Boomerang kids extend parenting experience to golden years

They call them boomerang kids.

And you thought your parenting chores were done when your kids went off to college. Or that you and your spouse would finally enjoy those golden years on your own again.

"Parenting never stops. But today the empty nest is taking even longer to empty," said Rona Novick, a child psychologist and coordinator of the Parenting Center at Schneider Children's Hospital in New Hyde Park, N.Y.

"Just the start-up costs for life have gotten prohibitive for many young adults, so more of them are extending their time at home, or returning home after college or graduate school," said Novick.

Donald K. Freedheim, professor of psychology and director of the Schubert Center for Child Development at Case Western Reserve University in Cleveland, also sees more adult children returning home.

"I've always felt that our modern culture is stretching out adolescence more and more, if you consider a criterion of adulthood to be financial independence," he said. "We see young adults, certainly in college and even graduate years, still being dependent financially on parents."

The other reason, he said, is that parents are growing older but feeling younger. "I think of my dad at my age and he seemed like an old man. But I'm not old," said Freedheim. "You see the generation between 40 and 60 being healthier, more conscious about exercise, so we don't graduate into that role of seer, even though we might be grandparents.
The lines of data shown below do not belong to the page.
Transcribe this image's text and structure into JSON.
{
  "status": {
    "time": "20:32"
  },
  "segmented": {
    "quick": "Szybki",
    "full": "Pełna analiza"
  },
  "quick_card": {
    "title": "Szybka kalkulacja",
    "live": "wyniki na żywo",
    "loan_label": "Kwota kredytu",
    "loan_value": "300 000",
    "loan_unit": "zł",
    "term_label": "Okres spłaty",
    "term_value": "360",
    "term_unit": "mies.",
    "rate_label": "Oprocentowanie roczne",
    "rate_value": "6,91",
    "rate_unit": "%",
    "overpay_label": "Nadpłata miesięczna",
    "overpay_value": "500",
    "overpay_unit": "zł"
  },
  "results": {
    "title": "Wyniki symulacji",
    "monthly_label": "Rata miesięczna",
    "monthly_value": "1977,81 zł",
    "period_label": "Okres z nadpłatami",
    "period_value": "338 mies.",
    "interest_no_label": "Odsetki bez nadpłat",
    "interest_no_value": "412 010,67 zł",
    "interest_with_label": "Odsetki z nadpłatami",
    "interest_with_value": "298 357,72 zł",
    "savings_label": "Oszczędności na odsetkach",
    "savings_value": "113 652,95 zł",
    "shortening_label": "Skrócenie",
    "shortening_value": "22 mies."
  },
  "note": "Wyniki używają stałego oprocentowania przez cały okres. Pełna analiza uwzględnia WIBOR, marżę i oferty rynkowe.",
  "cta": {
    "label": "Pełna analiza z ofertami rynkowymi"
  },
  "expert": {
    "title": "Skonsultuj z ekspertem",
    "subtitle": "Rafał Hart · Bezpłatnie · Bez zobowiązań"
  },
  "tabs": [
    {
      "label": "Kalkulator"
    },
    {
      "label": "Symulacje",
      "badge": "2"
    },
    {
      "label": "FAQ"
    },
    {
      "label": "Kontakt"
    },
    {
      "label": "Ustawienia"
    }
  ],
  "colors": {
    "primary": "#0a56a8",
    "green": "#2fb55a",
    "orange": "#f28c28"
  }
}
We're still in the parent attitude, psychologically."

There might be other reasons adult children come back home as well. "They might struggle in a marriage for one reason or another, or come home after a divorce, or there might be problems with alcohol or drugs," said Judy Balswick, a teacher in the marriage and family program at the Fuller Theological Seminary's School of Psychology in Pasadena and co-author of "Then They Leave Home: Parenting After the Kids Grow Up."

So how should parents adjust to these boomerang adult children?
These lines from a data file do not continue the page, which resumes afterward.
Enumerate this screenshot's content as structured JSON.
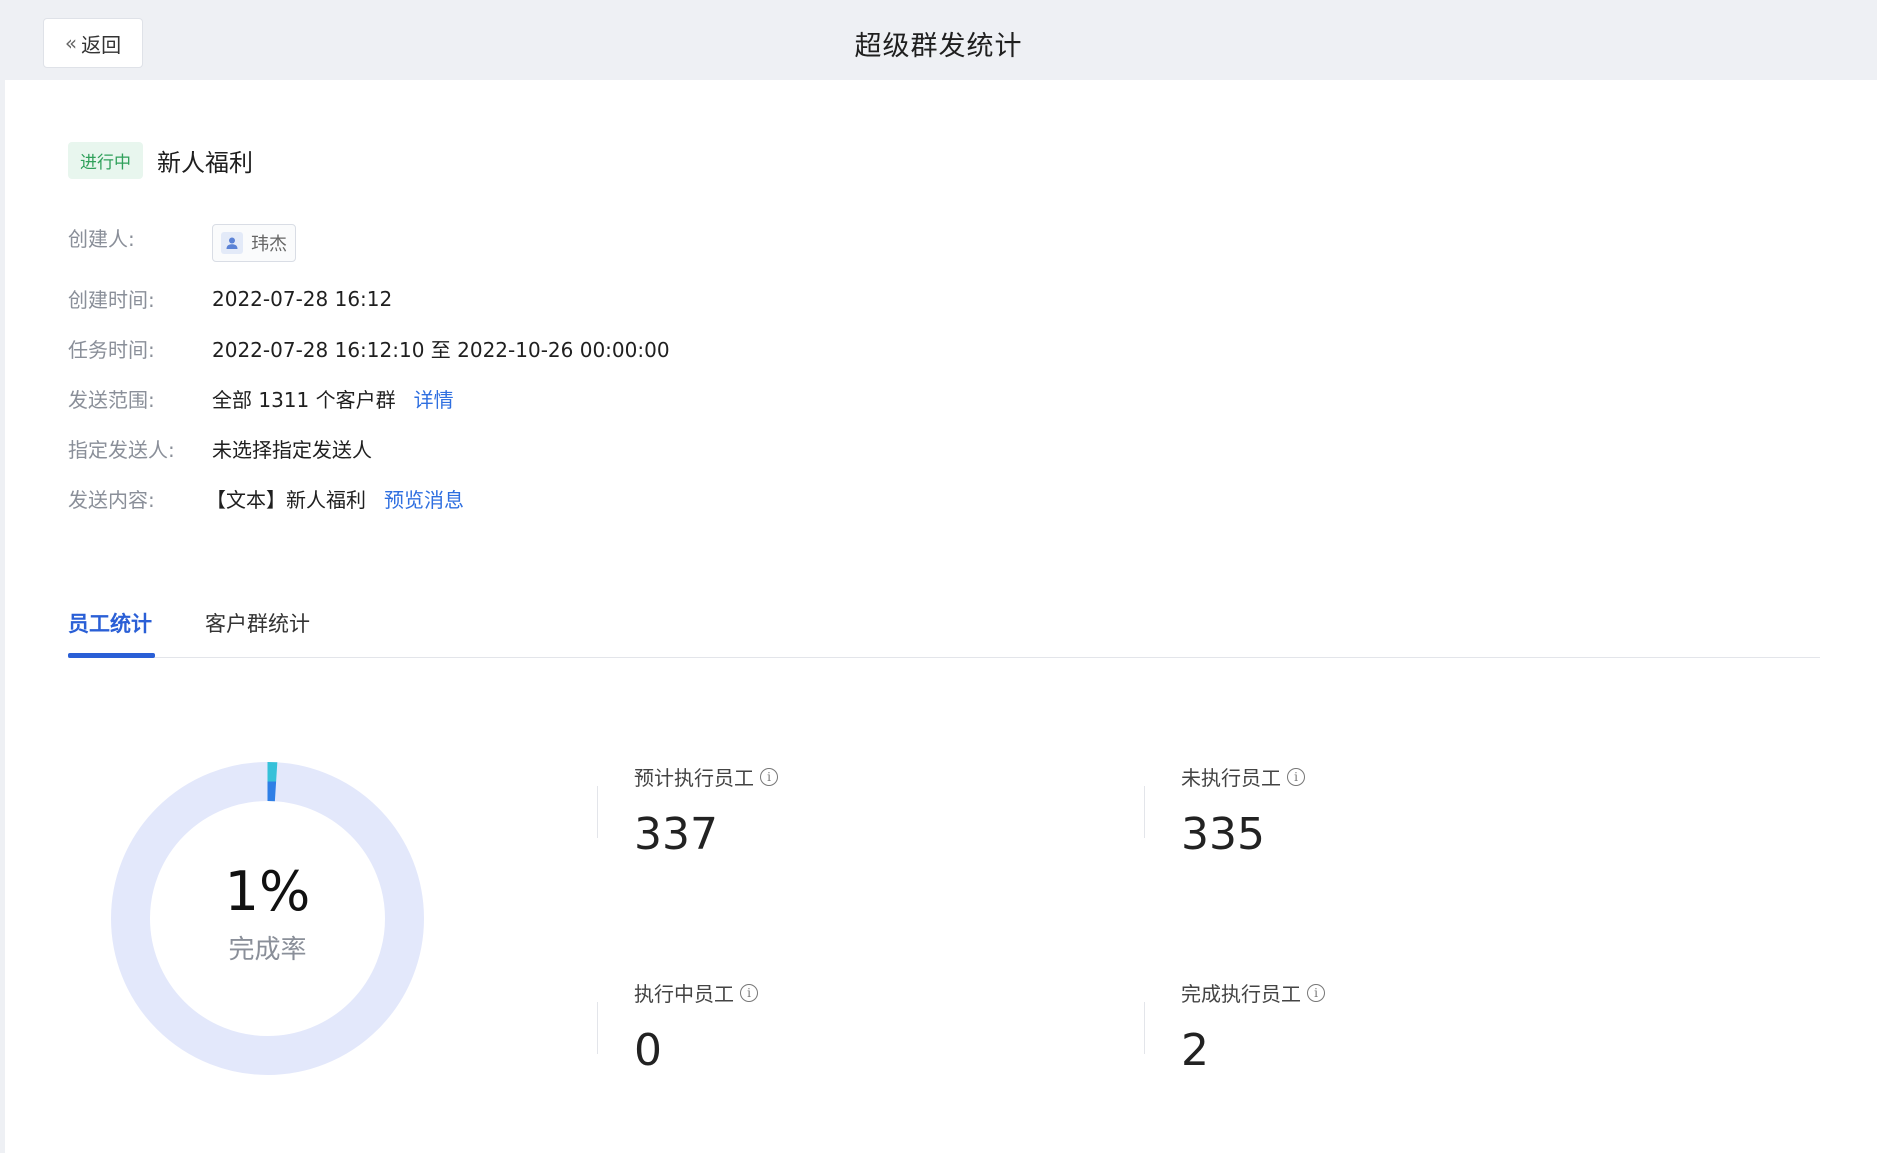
{
  "header": {
    "back_label": "返回",
    "title": "超级群发统计"
  },
  "task": {
    "status": "进行中",
    "name": "新人福利"
  },
  "info": {
    "creator_label": "创建人:",
    "creator_name": "玮杰",
    "created_time_label": "创建时间:",
    "created_time": "2022-07-28 16:12",
    "task_time_label": "任务时间:",
    "task_time": "2022-07-28 16:12:10 至 2022-10-26 00:00:00",
    "scope_label": "发送范围:",
    "scope_value": "全部 1311 个客户群",
    "scope_link": "详情",
    "sender_label": "指定发送人:",
    "sender_value": "未选择指定发送人",
    "content_label": "发送内容:",
    "content_value": "【文本】新人福利",
    "content_link": "预览消息"
  },
  "tabs": [
    {
      "label": "员工统计",
      "active": true
    },
    {
      "label": "客户群统计",
      "active": false
    }
  ],
  "completion": {
    "rate_text": "1%",
    "rate_fraction": 0.01,
    "label": "完成率",
    "track_color": "#e3e8fb",
    "progress_color_start": "#36c1d9",
    "progress_color_end": "#2f7fe6"
  },
  "stats": [
    {
      "label": "预计执行员工",
      "value": "337"
    },
    {
      "label": "未执行员工",
      "value": "335"
    },
    {
      "label": "执行中员工",
      "value": "0"
    },
    {
      "label": "完成执行员工",
      "value": "2"
    }
  ],
  "colors": {
    "accent": "#2a5fd6",
    "link": "#2f6fe0",
    "status_bg": "#e8f6ee",
    "status_text": "#2fa05a"
  }
}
Freedheim said he believes adult children should return home only under two circumstances: to visit or while in transition. "To think of going back to a parent's home as a way of life is not good. It's something we ought to fight, and not let the natural forces take over."

Novick points out that parents are always walking a delicate tightrope, "trying to fall neither on the side of making our children too dependent on us, nor on the side of pushing them into so much autonomy that we're not there for them."

But while walking that tightrope, how do you simply live with adult children while fostering independence? Consider that your adult child has lived away from home under his or her own rules. He or she may not have experienced a curfew in years.

Additionally, old habits die hard. Even an adult child may come home and expect a parent to do his or her laundry, cook his or her meals. And parents may still expect children, no matter how old, to follow the same old patterns — cleaning their room or coming home by a certain time.

"When children go home, no matter what age, they regress," said Freedheim. "And since parents don't want to grow older, they may see being a parent as preserving their youth to some extent, making them feel useful."

Returning home can also raise all kinds of larger issues, including dependency, obligation and responsibility. "It's perfectly normal at age 5 to expect a roof over your head, but I don't know that's something one should still expect [a parent to provide] at 25, 35 or 45," Novick said.

She also pointed out that the tasks of daily living can take on monumental importance in such situations. "No longer is it simply, 'Where are my socks?' but it's, 'You touched my personal things, which is a sign of your intrusion.' Small minutia of everyday life become imbued with all kinds of emotional overtones," said Novick.

Her advice on that score: "Families that make this work are those that are able to grow and don't get stuck in old patterns."

All three experts strongly recommended establishing clear house rules and expectations from both sides.

Novick also advised learning "what everyone's expectations are about what people's roles are," she said.

Freedheim believes parents of adult children should have strict rules about how their home is run, and also should have those children pay something for living there. That might help them find that independence.

"I really feel this is very important for both sides," he said. Children should pay rent even if on a loan or very favorable basis, he said, at least to be accountable for the adult privilege of shelter. "Then children also don't feel guilty about taking money or [sponging] off their parents," he added.

"It's good not to make it such a soft, easy thing where all you're doing is keeping your children dependent," Balswick said. "Instead, ask them to carry their load, and even be responsible not just financially but for the atmosphere in the household, contributing to make it a happy place."

Novick also recommended that parents teach children the realities of household finance — a topic not covered in college. Teach them money management, budgeting, the perils of credit cards, the costs of living.

"Do anything you can to promote autonomy," she said. Help your adult children become independent.

Said Freedheim: "It's the biggest task parents have."